The outcome of the Bank of England’s decision on interest rates this week may hinge on the updated economic projections for inflation and growth. Some members of the central bank may prioritize recession concerns while others may focus on inflation risks, leading to a divided vote.
The outlook for the British pound is uncertain as the domestic economy faces challenges and the currency tends to be closely tied to the performance of US stock markets, which may be subject to a decline as valuations are high and earnings growth slows.
Other Key Data Releases & Earnings
The focus this week will be on China’s economic reopening, as investors will be updated on the status of it through the latest business surveys on Tuesday.
The New Zealand dollar is expected to perform well due to speculation of the RBNZ raising rates above the Fed, which is mainly due to the nation’s strong job market. As a result, the Q4 employment numbers, out on Wednesday, will be of significant importance.
Additionally, the Canadian jobs report for January will be released on Friday, along with the US data. Lastly, the corporate earnings season will begin with major tech companies such as Apple, Google, Amazon, and Meta releasing their quarterly results.
Why should you Trade Forex During Recession?
During a recession, currencies can be more volatile and may provide more trading opportunities for those who are able to navigate the market conditions. Additionally, many investors may seek to invest in currencies as a safe haven during times of economic uncertainty. This can lead to increased demand for certain currencies, which can create potential profit opportunities for forex traders.
Furthermore, central banks may take monetary policy measures such as interest rate cuts or quantitative easing, which can also affect currency values and provide trading opportunities.

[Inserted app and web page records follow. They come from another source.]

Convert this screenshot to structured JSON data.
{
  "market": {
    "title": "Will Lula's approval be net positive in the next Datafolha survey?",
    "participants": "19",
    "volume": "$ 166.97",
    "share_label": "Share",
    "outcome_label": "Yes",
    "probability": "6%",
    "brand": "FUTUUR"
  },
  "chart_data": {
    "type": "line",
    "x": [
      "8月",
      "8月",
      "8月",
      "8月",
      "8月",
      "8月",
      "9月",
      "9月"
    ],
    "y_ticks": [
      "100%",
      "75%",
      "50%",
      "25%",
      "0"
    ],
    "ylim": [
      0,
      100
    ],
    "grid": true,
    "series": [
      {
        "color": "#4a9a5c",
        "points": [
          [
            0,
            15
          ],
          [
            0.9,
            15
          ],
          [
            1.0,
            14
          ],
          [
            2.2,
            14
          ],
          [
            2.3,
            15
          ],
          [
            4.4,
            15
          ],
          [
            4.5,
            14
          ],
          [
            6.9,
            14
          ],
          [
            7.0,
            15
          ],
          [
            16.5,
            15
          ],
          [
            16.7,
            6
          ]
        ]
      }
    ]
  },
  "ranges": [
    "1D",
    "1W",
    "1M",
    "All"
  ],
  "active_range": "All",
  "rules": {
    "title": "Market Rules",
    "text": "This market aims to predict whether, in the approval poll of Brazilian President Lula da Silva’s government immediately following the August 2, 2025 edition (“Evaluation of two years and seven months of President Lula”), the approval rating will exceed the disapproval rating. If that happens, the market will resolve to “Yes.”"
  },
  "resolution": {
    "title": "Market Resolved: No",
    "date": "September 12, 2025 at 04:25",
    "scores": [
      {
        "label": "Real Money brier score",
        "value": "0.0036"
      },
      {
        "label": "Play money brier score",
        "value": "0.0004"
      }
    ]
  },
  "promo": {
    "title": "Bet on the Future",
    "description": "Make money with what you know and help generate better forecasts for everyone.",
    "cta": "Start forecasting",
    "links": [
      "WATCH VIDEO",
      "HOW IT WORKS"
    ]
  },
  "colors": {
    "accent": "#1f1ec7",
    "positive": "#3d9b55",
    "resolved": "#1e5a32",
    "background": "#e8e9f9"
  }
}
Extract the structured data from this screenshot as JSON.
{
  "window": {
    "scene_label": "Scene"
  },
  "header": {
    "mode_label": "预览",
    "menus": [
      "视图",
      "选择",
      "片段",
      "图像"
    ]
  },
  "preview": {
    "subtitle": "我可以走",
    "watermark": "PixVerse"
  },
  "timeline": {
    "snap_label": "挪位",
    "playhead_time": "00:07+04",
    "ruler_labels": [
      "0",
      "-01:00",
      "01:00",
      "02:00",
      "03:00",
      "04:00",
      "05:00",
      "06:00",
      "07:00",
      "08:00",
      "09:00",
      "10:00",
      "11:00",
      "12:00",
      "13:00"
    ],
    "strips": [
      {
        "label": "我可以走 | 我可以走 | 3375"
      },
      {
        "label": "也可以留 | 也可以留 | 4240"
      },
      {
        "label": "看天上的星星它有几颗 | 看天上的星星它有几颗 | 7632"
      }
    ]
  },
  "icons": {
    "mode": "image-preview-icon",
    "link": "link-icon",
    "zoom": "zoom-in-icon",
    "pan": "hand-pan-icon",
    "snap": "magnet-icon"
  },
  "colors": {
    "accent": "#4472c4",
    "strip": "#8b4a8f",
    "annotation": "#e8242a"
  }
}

Learn more about the ins and outs of Forex trading during recession with this comprehensive guide.